TASK GOAL: Retype every entry exactly, down to the last character.

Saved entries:
··········

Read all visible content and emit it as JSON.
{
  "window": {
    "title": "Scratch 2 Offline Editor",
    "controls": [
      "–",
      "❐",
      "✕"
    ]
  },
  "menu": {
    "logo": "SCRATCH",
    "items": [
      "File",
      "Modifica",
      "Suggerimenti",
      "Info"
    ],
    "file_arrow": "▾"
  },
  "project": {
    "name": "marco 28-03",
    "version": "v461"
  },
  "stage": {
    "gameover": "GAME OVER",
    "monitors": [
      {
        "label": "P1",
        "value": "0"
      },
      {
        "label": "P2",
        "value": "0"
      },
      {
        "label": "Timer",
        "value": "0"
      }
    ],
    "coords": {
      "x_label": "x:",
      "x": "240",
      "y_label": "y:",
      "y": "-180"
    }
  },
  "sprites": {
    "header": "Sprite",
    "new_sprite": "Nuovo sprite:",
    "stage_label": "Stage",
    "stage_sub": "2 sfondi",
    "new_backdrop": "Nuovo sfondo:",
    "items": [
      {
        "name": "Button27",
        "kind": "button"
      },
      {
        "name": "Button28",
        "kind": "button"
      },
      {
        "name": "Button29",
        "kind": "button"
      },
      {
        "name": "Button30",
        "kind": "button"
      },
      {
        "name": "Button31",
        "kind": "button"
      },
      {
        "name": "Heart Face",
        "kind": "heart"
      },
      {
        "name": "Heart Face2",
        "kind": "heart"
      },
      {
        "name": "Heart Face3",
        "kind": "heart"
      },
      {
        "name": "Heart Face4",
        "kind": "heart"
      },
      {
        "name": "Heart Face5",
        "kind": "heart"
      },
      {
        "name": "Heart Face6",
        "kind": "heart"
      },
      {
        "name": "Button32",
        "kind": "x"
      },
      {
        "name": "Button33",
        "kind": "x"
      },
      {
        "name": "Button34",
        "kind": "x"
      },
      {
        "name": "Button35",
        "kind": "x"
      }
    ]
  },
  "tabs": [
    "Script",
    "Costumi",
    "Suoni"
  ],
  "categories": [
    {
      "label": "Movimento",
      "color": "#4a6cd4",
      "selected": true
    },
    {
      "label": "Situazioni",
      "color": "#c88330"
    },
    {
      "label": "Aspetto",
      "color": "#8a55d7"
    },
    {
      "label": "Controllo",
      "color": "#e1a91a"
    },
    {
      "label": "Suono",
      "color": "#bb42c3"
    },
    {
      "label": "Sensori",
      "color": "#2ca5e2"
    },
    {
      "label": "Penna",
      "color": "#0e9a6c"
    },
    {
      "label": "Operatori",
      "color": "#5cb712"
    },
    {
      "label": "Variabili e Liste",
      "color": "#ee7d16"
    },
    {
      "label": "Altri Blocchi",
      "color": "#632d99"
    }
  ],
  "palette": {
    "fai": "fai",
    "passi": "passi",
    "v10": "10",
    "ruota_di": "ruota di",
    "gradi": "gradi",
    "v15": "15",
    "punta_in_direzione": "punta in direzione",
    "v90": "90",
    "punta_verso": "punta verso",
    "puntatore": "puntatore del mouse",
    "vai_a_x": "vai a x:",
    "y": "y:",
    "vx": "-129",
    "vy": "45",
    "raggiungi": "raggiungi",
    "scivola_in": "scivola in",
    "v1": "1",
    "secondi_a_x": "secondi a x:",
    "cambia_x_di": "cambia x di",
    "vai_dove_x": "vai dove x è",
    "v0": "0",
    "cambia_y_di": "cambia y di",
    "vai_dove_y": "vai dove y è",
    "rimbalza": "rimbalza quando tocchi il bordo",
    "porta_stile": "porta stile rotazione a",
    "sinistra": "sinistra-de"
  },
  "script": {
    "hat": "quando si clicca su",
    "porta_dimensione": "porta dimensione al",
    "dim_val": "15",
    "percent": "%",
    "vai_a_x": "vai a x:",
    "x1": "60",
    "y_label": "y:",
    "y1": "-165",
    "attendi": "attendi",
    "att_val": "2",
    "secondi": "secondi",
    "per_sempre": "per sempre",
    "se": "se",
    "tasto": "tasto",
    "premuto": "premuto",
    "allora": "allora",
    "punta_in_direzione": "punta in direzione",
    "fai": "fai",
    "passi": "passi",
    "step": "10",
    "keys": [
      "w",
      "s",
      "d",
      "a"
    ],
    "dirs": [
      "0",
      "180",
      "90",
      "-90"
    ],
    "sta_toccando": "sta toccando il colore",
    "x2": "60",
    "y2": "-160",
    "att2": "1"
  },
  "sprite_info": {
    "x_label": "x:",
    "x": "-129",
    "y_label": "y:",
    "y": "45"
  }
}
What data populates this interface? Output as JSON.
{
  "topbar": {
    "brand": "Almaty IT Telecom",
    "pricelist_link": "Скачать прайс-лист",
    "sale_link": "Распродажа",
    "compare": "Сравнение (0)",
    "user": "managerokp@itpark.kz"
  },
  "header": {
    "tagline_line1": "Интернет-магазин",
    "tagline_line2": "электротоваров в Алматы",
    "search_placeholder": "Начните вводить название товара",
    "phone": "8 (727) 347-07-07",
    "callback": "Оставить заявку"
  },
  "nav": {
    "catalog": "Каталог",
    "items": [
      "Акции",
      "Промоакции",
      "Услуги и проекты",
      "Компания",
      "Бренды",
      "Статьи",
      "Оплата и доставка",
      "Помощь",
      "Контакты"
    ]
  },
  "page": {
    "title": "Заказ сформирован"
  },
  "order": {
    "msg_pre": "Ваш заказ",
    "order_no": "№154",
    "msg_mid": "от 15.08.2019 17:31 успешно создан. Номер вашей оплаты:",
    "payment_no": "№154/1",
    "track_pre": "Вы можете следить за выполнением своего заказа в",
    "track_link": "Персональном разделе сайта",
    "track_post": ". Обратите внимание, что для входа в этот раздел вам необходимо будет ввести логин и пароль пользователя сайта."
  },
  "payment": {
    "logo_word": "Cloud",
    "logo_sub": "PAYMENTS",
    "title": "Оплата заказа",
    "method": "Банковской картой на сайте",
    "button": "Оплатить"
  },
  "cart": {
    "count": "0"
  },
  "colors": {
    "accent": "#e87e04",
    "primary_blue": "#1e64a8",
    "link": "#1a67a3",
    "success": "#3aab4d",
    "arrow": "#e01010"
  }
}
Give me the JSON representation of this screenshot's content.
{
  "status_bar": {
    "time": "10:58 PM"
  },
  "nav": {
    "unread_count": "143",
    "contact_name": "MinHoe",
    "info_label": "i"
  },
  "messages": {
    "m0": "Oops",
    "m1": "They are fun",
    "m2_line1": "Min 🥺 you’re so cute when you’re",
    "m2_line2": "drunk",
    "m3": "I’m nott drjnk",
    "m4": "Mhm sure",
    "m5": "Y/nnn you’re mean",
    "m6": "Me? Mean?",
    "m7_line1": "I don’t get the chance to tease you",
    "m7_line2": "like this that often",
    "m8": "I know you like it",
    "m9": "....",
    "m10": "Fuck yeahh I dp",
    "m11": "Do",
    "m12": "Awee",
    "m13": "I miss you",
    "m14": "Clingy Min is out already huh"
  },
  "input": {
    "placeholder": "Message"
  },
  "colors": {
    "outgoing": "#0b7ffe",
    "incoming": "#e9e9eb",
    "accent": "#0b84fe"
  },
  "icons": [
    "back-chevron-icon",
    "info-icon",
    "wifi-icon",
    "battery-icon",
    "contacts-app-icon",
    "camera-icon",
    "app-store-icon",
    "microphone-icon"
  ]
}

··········

COMPLETED EXERCISE:
Read all visible content and emit it as JSON.
{
  "window": {
    "title": "Scratch 2 Offline Editor",
    "controls": [
      "–",
      "❐",
      "✕"
    ]
  },
  "menu": {
    "logo": "SCRATCH",
    "items": [
      "File",
      "Modifica",
      "Suggerimenti",
      "Info"
    ],
    "file_arrow": "▾"
  },
  "project": {
    "name": "marco 28-03",
    "version": "v461"
  },
  "stage": {
    "gameover": "GAME OVER",
    "monitors": [
      {
        "label": "P1",
        "value": "0"
      },
      {
        "label": "P2",
        "value": "0"
      },
      {
        "label": "Timer",
        "value": "0"
      }
    ],
    "coords": {
      "x_label": "x:",
      "x": "240",
      "y_label": "y:",
      "y": "-180"
    }
  },
  "sprites": {
    "header": "Sprite",
    "new_sprite": "Nuovo sprite:",
    "stage_label": "Stage",
    "stage_sub": "2 sfondi",
    "new_backdrop": "Nuovo sfondo:",
    "items": [
      {
        "name": "Button27",
        "kind": "button"
      },
      {
        "name": "Button28",
        "kind": "button"
      },
      {
        "name": "Button29",
        "kind": "button"
      },
      {
        "name": "Button30",
        "kind": "button"
      },
      {
        "name": "Button31",
        "kind": "button"
      },
      {
        "name": "Heart Face",
        "kind": "heart"
      },
      {
        "name": "Heart Face2",
        "kind": "heart"
      },
      {
        "name": "Heart Face3",
        "kind": "heart"
      },
      {
        "name": "Heart Face4",
        "kind": "heart"
      },
      {
        "name": "Heart Face5",
        "kind": "heart"
      },
      {
        "name": "Heart Face6",
        "kind": "heart"
      },
      {
        "name": "Button32",
        "kind": "x"
      },
      {
        "name": "Button33",
        "kind": "x"
      },
      {
        "name": "Button34",
        "kind": "x"
      },
      {
        "name": "Button35",
        "kind": "x"
      }
    ]
  },
  "tabs": [
    "Script",
    "Costumi",
    "Suoni"
  ],
  "categories": [
    {
      "label": "Movimento",
      "color": "#4a6cd4",
      "selected": true
    },
    {
      "label": "Situazioni",
      "color": "#c88330"
    },
    {
      "label": "Aspetto",
      "color": "#8a55d7"
    },
    {
      "label": "Controllo",
      "color": "#e1a91a"
    },
    {
      "label": "Suono",
      "color": "#bb42c3"
    },
    {
      "label": "Sensori",
      "color": "#2ca5e2"
    },
    {
      "label": "Penna",
      "color": "#0e9a6c"
    },
    {
      "label": "Operatori",
      "color": "#5cb712"
    },
    {
      "label": "Variabili e Liste",
      "color": "#ee7d16"
    },
    {
      "label": "Altri Blocchi",
      "color": "#632d99"
    }
  ],
  "palette": {
    "fai": "fai",
    "passi": "passi",
    "v10": "10",
    "ruota_di": "ruota di",
    "gradi": "gradi",
    "v15": "15",
    "punta_in_direzione": "punta in direzione",
    "v90": "90",
    "punta_verso": "punta verso",
    "puntatore": "puntatore del mouse",
    "vai_a_x": "vai a x:",
    "y": "y:",
    "vx": "-129",
    "vy": "45",
    "raggiungi": "raggiungi",
    "scivola_in": "scivola in",
    "v1": "1",
    "secondi_a_x": "secondi a x:",
    "cambia_x_di": "cambia x di",
    "vai_dove_x": "vai dove x è",
    "v0": "0",
    "cambia_y_di": "cambia y di",
    "vai_dove_y": "vai dove y è",
    "rimbalza": "rimbalza quando tocchi il bordo",
    "porta_stile": "porta stile rotazione a",
    "sinistra": "sinistra-de"
  },
  "script": {
    "hat": "quando si clicca su",
    "porta_dimensione": "porta dimensione al",
    "dim_val": "15",
    "percent": "%",
    "vai_a_x": "vai a x:",
    "x1": "60",
    "y_label": "y:",
    "y1": "-165",
    "attendi": "attendi",
    "att_val": "2",
    "secondi": "secondi",
    "per_sempre": "per sempre",
    "se": "se",
    "tasto": "tasto",
    "premuto": "premuto",
    "allora": "allora",
    "punta_in_direzione": "punta in direzione",
    "fai": "fai",
    "passi": "passi",
    "step": "10",
    "keys": [
      "w",
      "s",
      "d",
      "a"
    ],
    "dirs": [
      "0",
      "180",
      "90",
      "-90"
    ],
    "sta_toccando": "sta toccando il colore",
    "x2": "60",
    "y2": "-160",
    "att2": "1"
  },
  "sprite_info": {
    "x_label": "x:",
    "x": "-129",
    "y_label": "y:",
    "y": "45"
  }
}
What data populates this interface? Output as JSON.
{
  "topbar": {
    "brand": "Almaty IT Telecom",
    "pricelist_link": "Скачать прайс-лист",
    "sale_link": "Распродажа",
    "compare": "Сравнение (0)",
    "user": "managerokp@itpark.kz"
  },
  "header": {
    "tagline_line1": "Интернет-магазин",
    "tagline_line2": "электротоваров в Алматы",
    "search_placeholder": "Начните вводить название товара",
    "phone": "8 (727) 347-07-07",
    "callback": "Оставить заявку"
  },
  "nav": {
    "catalog": "Каталог",
    "items": [
      "Акции",
      "Промоакции",
      "Услуги и проекты",
      "Компания",
      "Бренды",
      "Статьи",
      "Оплата и доставка",
      "Помощь",
      "Контакты"
    ]
  },
  "page": {
    "title": "Заказ сформирован"
  },
  "order": {
    "msg_pre": "Ваш заказ",
    "order_no": "№154",
    "msg_mid": "от 15.08.2019 17:31 успешно создан. Номер вашей оплаты:",
    "payment_no": "№154/1",
    "track_pre": "Вы можете следить за выполнением своего заказа в",
    "track_link": "Персональном разделе сайта",
    "track_post": ". Обратите внимание, что для входа в этот раздел вам необходимо будет ввести логин и пароль пользователя сайта."
  },
  "payment": {
    "logo_word": "Cloud",
    "logo_sub": "PAYMENTS",
    "title": "Оплата заказа",
    "method": "Банковской картой на сайте",
    "button": "Оплатить"
  },
  "cart": {
    "count": "0"
  },
  "colors": {
    "accent": "#e87e04",
    "primary_blue": "#1e64a8",
    "link": "#1a67a3",
    "success": "#3aab4d",
    "arrow": "#e01010"
  }
}
Give me the JSON representation of this screenshot's content.
{
  "status_bar": {
    "time": "10:58 PM"
  },
  "nav": {
    "unread_count": "143",
    "contact_name": "MinHoe",
    "info_label": "i"
  },
  "messages": {
    "m0": "Oops",
    "m1": "They are fun",
    "m2_line1": "Min 🥺 you’re so cute when you’re",
    "m2_line2": "drunk",
    "m3": "I’m nott drjnk",
    "m4": "Mhm sure",
    "m5": "Y/nnn you’re mean",
    "m6": "Me? Mean?",
    "m7_line1": "I don’t get the chance to tease you",
    "m7_line2": "like this that often",
    "m8": "I know you like it",
    "m9": "....",
    "m10": "Fuck yeahh I dp",
    "m11": "Do",
    "m12": "Awee",
    "m13": "I miss you",
    "m14": "Clingy Min is out already huh"
  },
  "input": {
    "placeholder": "Message"
  },
  "colors": {
    "outgoing": "#0b7ffe",
    "incoming": "#e9e9eb",
    "accent": "#0b84fe"
  },
  "icons": [
    "back-chevron-icon",
    "info-icon",
    "wifi-icon",
    "battery-icon",
    "contacts-app-icon",
    "camera-icon",
    "app-store-icon",
    "microphone-icon"
  ]
}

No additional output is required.